** Opening Supplied records block **

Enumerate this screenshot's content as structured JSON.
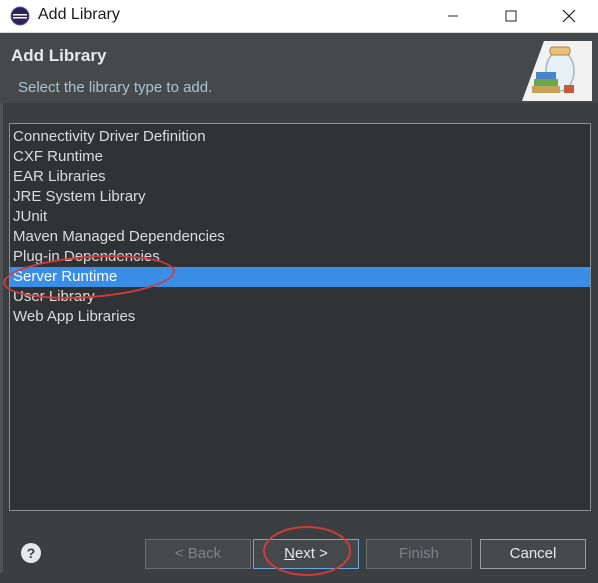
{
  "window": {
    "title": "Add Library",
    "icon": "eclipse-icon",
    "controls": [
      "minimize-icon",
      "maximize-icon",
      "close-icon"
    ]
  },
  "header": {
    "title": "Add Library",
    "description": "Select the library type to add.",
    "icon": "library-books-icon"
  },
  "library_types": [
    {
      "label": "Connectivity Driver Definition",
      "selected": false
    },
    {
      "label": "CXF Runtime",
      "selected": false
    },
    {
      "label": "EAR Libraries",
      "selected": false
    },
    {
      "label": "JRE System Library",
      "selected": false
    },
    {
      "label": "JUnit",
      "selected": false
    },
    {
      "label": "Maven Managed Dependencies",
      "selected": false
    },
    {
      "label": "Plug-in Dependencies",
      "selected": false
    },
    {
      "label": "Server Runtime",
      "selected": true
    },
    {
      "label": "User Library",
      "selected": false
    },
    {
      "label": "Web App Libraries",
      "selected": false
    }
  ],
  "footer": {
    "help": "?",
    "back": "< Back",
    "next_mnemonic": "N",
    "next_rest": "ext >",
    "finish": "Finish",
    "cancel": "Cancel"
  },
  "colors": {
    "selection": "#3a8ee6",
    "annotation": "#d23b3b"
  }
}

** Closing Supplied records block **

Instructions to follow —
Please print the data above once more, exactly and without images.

Finished exercise —
Enumerate this screenshot's content as structured JSON.
{
  "window": {
    "title": "Add Library",
    "icon": "eclipse-icon",
    "controls": [
      "minimize-icon",
      "maximize-icon",
      "close-icon"
    ]
  },
  "header": {
    "title": "Add Library",
    "description": "Select the library type to add.",
    "icon": "library-books-icon"
  },
  "library_types": [
    {
      "label": "Connectivity Driver Definition",
      "selected": false
    },
    {
      "label": "CXF Runtime",
      "selected": false
    },
    {
      "label": "EAR Libraries",
      "selected": false
    },
    {
      "label": "JRE System Library",
      "selected": false
    },
    {
      "label": "JUnit",
      "selected": false
    },
    {
      "label": "Maven Managed Dependencies",
      "selected": false
    },
    {
      "label": "Plug-in Dependencies",
      "selected": false
    },
    {
      "label": "Server Runtime",
      "selected": true
    },
    {
      "label": "User Library",
      "selected": false
    },
    {
      "label": "Web App Libraries",
      "selected": false
    }
  ],
  "footer": {
    "help": "?",
    "back": "< Back",
    "next_mnemonic": "N",
    "next_rest": "ext >",
    "finish": "Finish",
    "cancel": "Cancel"
  },
  "colors": {
    "selection": "#3a8ee6",
    "annotation": "#d23b3b"
  }
}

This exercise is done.